Jason Mena, untitled (destruction is no longer an uncalculated event), digital print on tempered glass, used tires and paper, 2010
For his first major solo show at Luis Adelantado Gallery in Valencia, Spain, Jason Mena constructs a visually engaging landscape that ranges from discarded tires to sublime skyscapes. The exhibition, titled We all shall play in the ruins, displays a sense of faux urgency arising from current events, reflecting on subjects such as destruction, waste, pollution and its paradoxically sublime effects. Transforming a seemingly ugly and distasteful object or image into a thing of beauty seems to be Mena’s predominant predilection.
On the first floor of the gallery, an installation of found tires accompanies one of the stronghold pieces of the show, the work Destruction is no longer an uncalculated event. Propped up on 4 tires, a piece of tempered glass printed with an appropriated image of a nuclear bomb going off seems to set the tone for the entire show. Small pieces of green print paper scattered around the gallery suggest patches of grass, adding one of the few colors in an exhibition that relies mostly on muted colors and a somber palette. The exhibition’s title suggests play, movement, disintegration. In fact, movement in a tangible but also metaphorical way is present throughout the show; from the inanimate tires that comprise the installation, to object transmutations, to images of pulsating buildings.
Jason Mena, untitled, crushed medalla, graphite, gesso on found paper, 2010
On the second floor of the gallery, graphite drawings on found paper of crushed beer cans, match boxes and cigarette packs from different brands provide an almost archaeological dimension to the exhibition, portraying objects that used by consumers are quickly discarded to then become a part of urban city streets.
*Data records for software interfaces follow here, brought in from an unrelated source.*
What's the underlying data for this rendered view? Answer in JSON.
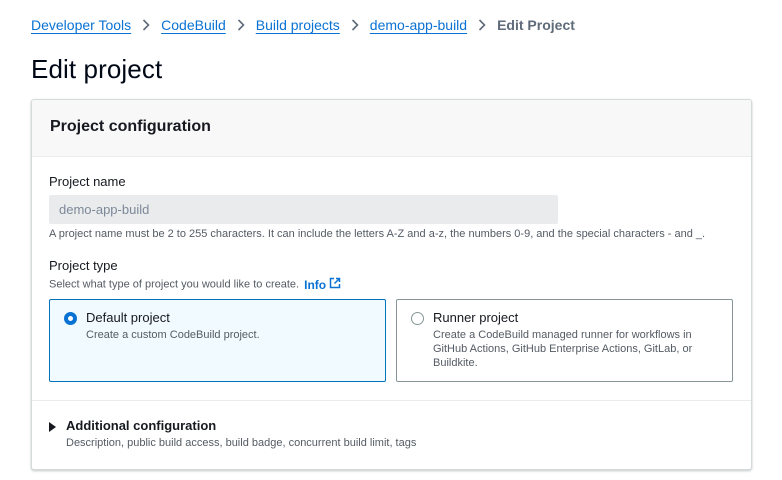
{
  "breadcrumb": {
    "items": [
      "Developer Tools",
      "CodeBuild",
      "Build projects",
      "demo-app-build"
    ],
    "current": "Edit Project"
  },
  "page": {
    "title": "Edit project"
  },
  "project_configuration": {
    "title": "Project configuration",
    "project_name": {
      "label": "Project name",
      "value": "demo-app-build",
      "hint": "A project name must be 2 to 255 characters. It can include the letters A-Z and a-z, the numbers 0-9, and the special characters - and _."
    },
    "project_type": {
      "label": "Project type",
      "description": "Select what type of project you would like to create.",
      "info_link": "Info",
      "options": [
        {
          "title": "Default project",
          "description": "Create a custom CodeBuild project.",
          "selected": true
        },
        {
          "title": "Runner project",
          "description": "Create a CodeBuild managed runner for workflows in GitHub Actions, GitHub Enterprise Actions, GitLab, or Buildkite.",
          "selected": false
        }
      ]
    },
    "additional_configuration": {
      "title": "Additional configuration",
      "description": "Description, public build access, build badge, concurrent build limit, tags"
    }
  },
  "colors": {
    "link": "#0972d3",
    "selected_border": "#0073bb",
    "selected_background": "#f1faff"
  },
  "icons": {
    "separator": "chevron-right-icon",
    "external": "external-link-icon",
    "expander": "caret-right-icon"
  }
}
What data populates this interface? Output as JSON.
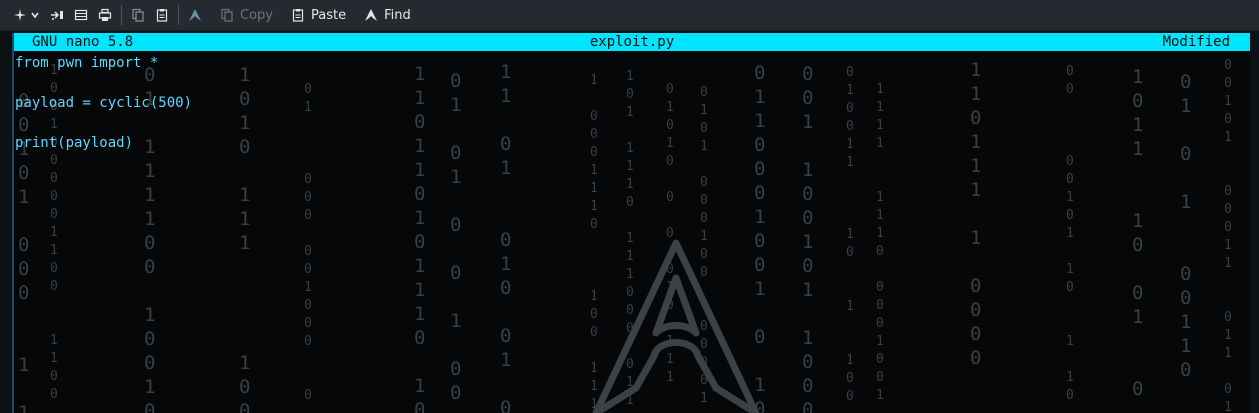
{
  "toolbar": {
    "copy_label": "Copy",
    "paste_label": "Paste",
    "find_label": "Find"
  },
  "nano": {
    "version": "GNU nano 5.8",
    "filename": "exploit.py",
    "status": "Modified",
    "lines": [
      "from pwn import *",
      "",
      "payload = cyclic(500)",
      "",
      "print(payload)"
    ]
  },
  "colors": {
    "titlebar_bg": "#00e5ff",
    "code_text": "#5fd7ff",
    "toolbar_bg": "#252a30",
    "terminal_bg": "#050708"
  },
  "icons": [
    "new-tab-icon",
    "chevron-down-icon",
    "split-view-icon",
    "tab-list-icon",
    "print-icon",
    "copy-doc-icon",
    "clipboard-icon",
    "arch-logo-icon",
    "copy-icon",
    "paste-icon",
    "find-icon"
  ]
}
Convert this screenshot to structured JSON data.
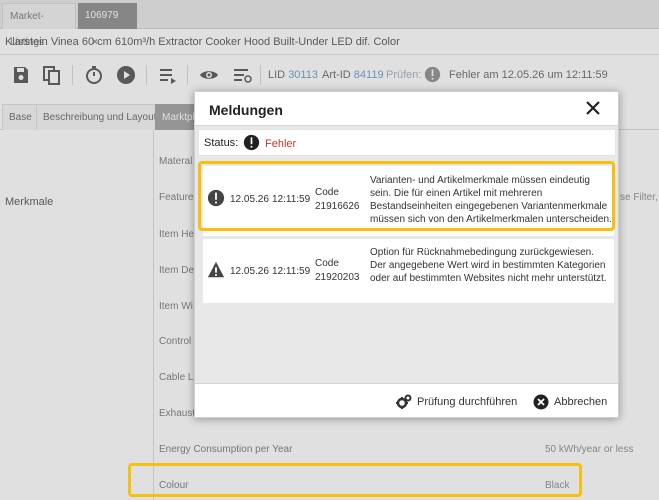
{
  "top_tabs": [
    {
      "label": "Market-Listings"
    },
    {
      "label": "106979"
    }
  ],
  "product_title": "Klarstein Vinea 60 cm 610m³/h Extractor Cooker Hood Built-Under LED dif. Color",
  "toolbar": {
    "lid_label": "LID",
    "lid_value": "30113",
    "artid_label": "Art-ID",
    "artid_value": "84119",
    "check_label": "Prüfen:",
    "check_status": "Fehler am 12.05.26 um 12:11:59"
  },
  "content_tabs": [
    "Base",
    "Beschreibung und Layout",
    "Marktpla"
  ],
  "section_label": "Merkmale",
  "fields": [
    {
      "label": "Materal"
    },
    {
      "label": "Features",
      "value": "se Filter, L"
    },
    {
      "label": "Item He"
    },
    {
      "label": "Item De"
    },
    {
      "label": "Item Wi"
    },
    {
      "label": "Control"
    },
    {
      "label": "Cable Le"
    },
    {
      "label": "Exhaust"
    },
    {
      "label": "Energy Consumption per Year",
      "value": "50 kWh/year or less"
    },
    {
      "label": "Colour",
      "value": "Black"
    }
  ],
  "modal": {
    "title": "Meldungen",
    "status_label": "Status:",
    "status_value": "Fehler",
    "messages": [
      {
        "icon": "error-circle-icon",
        "date": "12.05.26",
        "time": "12:11:59",
        "code_label": "Code",
        "code": "21916626",
        "text": "Varianten- und Artikelmerkmale müssen eindeutig sein. Die für einen Artikel mit mehreren Bestandseinheiten eingegebenen Variantenmerkmale müssen sich von den Artikelmerkmalen unterscheiden."
      },
      {
        "icon": "warning-triangle-icon",
        "date": "12.05.26",
        "time": "12:11:59",
        "code_label": "Code",
        "code": "21920203",
        "text": "Option für Rücknahmebedingung zurückgewiesen. Der angegebene Wert wird in bestimmten Kategorien oder auf bestimmten Websites nicht mehr unterstützt."
      }
    ],
    "run_check_label": "Prüfung durchführen",
    "cancel_label": "Abbrechen"
  },
  "colors": {
    "highlight": "#f5c10e",
    "error": "#c0392b",
    "id_link": "#7ca6cf"
  }
}
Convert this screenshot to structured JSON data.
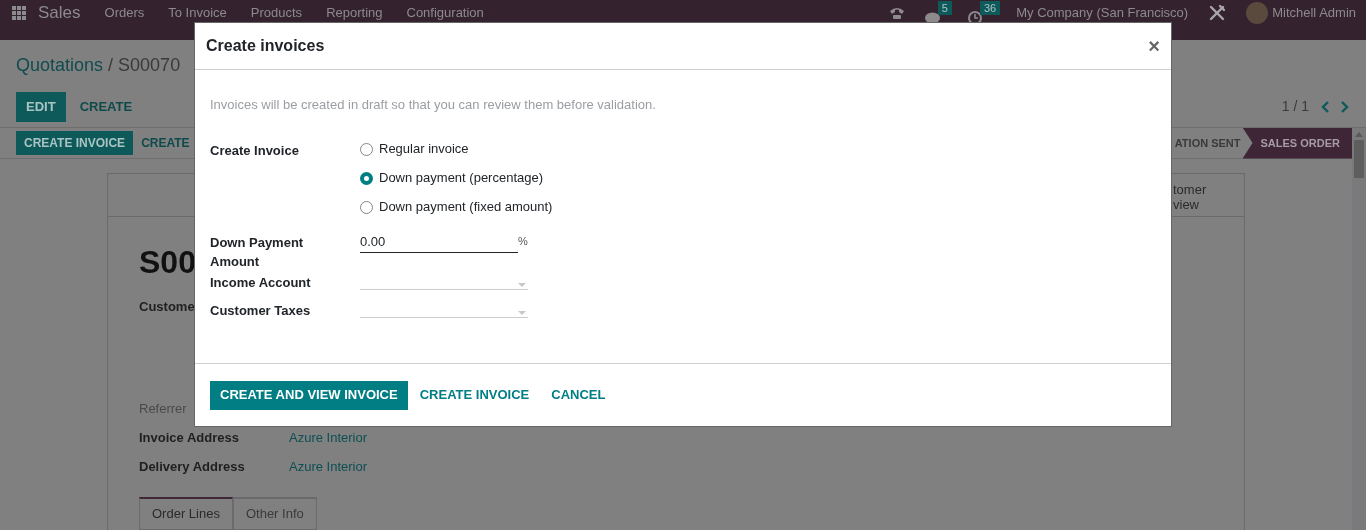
{
  "navbar": {
    "app": "Sales",
    "menu": [
      "Orders",
      "To Invoice",
      "Products",
      "Reporting",
      "Configuration"
    ],
    "messages_count": "5",
    "activities_count": "36",
    "company": "My Company (San Francisco)",
    "user": "Mitchell Admin"
  },
  "breadcrumb": {
    "parent": "Quotations",
    "separator": "/",
    "current": "S00070"
  },
  "actions": [
    "EDIT",
    "CREATE"
  ],
  "pager": "1 / 1",
  "statusbar": {
    "buttons": [
      "CREATE INVOICE",
      "CREATE"
    ],
    "stages": [
      {
        "label": "ATION SENT",
        "selected": false
      },
      {
        "label": "SALES ORDER",
        "selected": true
      }
    ]
  },
  "sheet": {
    "smart_button": "tomer\nview",
    "title": "S00",
    "customer_label": "Custome",
    "fields": [
      {
        "label": "Referrer",
        "kind": "muted"
      },
      {
        "label": "Invoice Address",
        "value": "Azure Interior",
        "kind": "normal"
      },
      {
        "label": "Delivery Address",
        "value": "Azure Interior",
        "kind": "normal"
      }
    ],
    "tabs": [
      {
        "label": "Order Lines",
        "selected": true
      },
      {
        "label": "Other Info",
        "selected": false
      }
    ]
  },
  "modal": {
    "title": "Create invoices",
    "close": "×",
    "intro": "Invoices will be created in draft so that you can review them before validation.",
    "invoice_label": "Create Invoice",
    "invoice_options": [
      {
        "label": "Regular invoice",
        "selected": false
      },
      {
        "label": "Down payment (percentage)",
        "selected": true
      },
      {
        "label": "Down payment (fixed amount)",
        "selected": false
      }
    ],
    "fields": [
      {
        "label": "Down Payment Amount",
        "kind": "number",
        "value": "0.00",
        "suffix": "%"
      },
      {
        "label": "Income Account",
        "kind": "select"
      },
      {
        "label": "Customer Taxes",
        "kind": "select"
      }
    ],
    "buttons": [
      {
        "label": "CREATE AND VIEW INVOICE",
        "kind": "primary"
      },
      {
        "label": "CREATE INVOICE",
        "kind": "link"
      },
      {
        "label": "CANCEL",
        "kind": "link"
      }
    ]
  }
}
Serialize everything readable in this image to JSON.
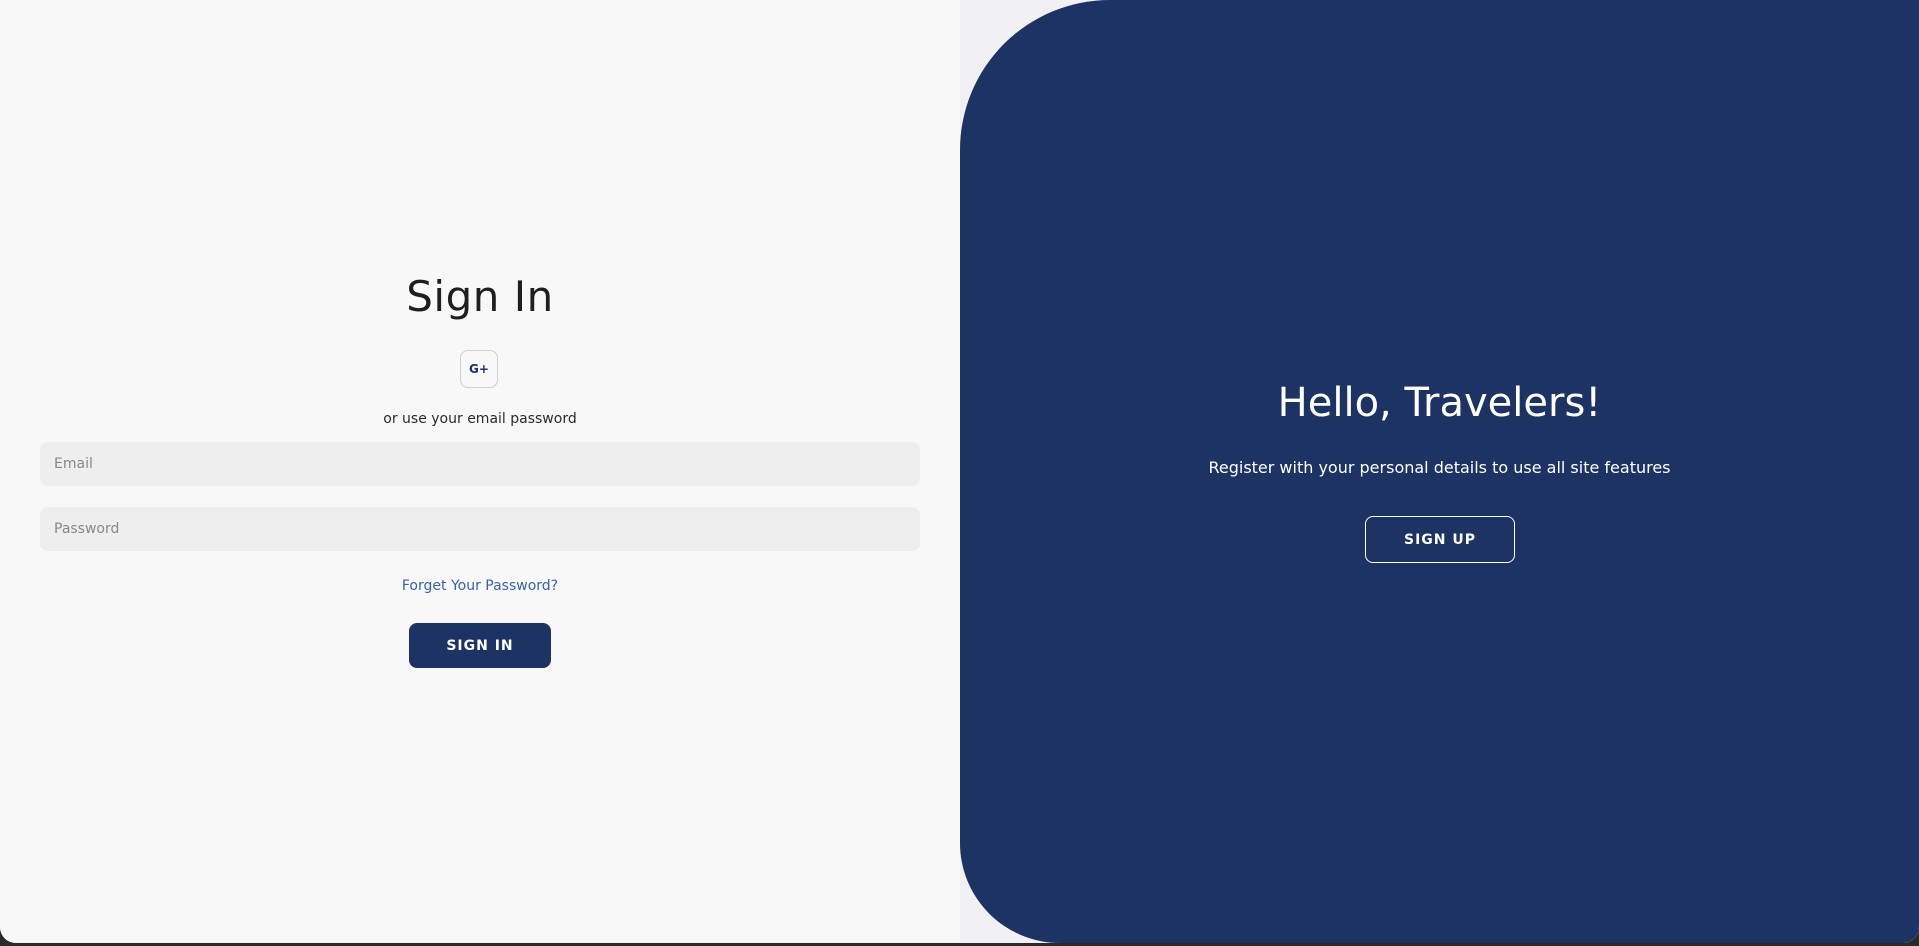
{
  "signin": {
    "title": "Sign In",
    "social_label": "G+",
    "social_icon": "google-plus-icon",
    "alt_text": "or use your email password",
    "email_placeholder": "Email",
    "password_placeholder": "Password",
    "forgot_label": "Forget Your Password?",
    "button_label": "SIGN IN"
  },
  "signup_panel": {
    "title": "Hello, Travelers!",
    "subtitle": "Register with your personal details to use all site features",
    "button_label": "SIGN UP"
  },
  "colors": {
    "primary": "#1d3363",
    "link": "#3a62a8",
    "input_bg": "#eeeeee",
    "page_bg": "#f8f8f9"
  }
}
Transformed from a three dimensional object to a two dimensional one, these drawings elegantly portray their flattened and discarded functionality. On another floor, the series of photographs Points of View displays multiple superimposed images of buildings, some of which seem either under construction or under demolition. Either one seems plausible. Their gestural vibrations provide the exhibition with a concrete visual representation of movement that culminates with the series Letting go of conceptual approaches, images that turn polluted skies into poetic and contemplative gradients of subdued colors.
As in previous works, Mena continues his exploration of the city and its urban archeology, including its architecture and its social as well as political climate. In this exhibition, we witness a more interdisciplinary approach to his practice, where art historical references to minimalism and conceptualism avails Mena in achieving an engaging and relevant exhibition.
Jason Mena, installation view
Jason Mena, installation view. Series, Points of view 2008-2010.
Jason Mena (1974, New York) lives and works in San Juan, Puerto Rico. He earned his B.A. at the Escuela de Artes Plásticas in San Juan, Puerto Rico. He has shown his work in numerous international venues such as the Poly/Graphic Triennial: Latin America and the Caribbean and the Museum of Contemporary Art, Puerto Rico, the Museum of Modern Art, Dominican Republic, the CCA Wattis Institute for Contemporary Art, San Francisco, VoxPopuli Gallery, Philadelphia and the Painters & Sculptors Association Gallery, Israel. He was nominated for the Emerging Artist’s Brugal ARCO Madrid 09 Acquisition Award, received the 2008 Lexus Grant for the Arts and the 2006 AICA Award, International Association of Art Critics.
Jason Mena, installation view.
Jason Mena, installation view. Series, Letting go of conceptual approaches 2010.
- Oscar Carrasco at Luis Adelantado Valencia
- Jason Mena: Blind Fields
- Aggtelek at Luis Adelantado Valencia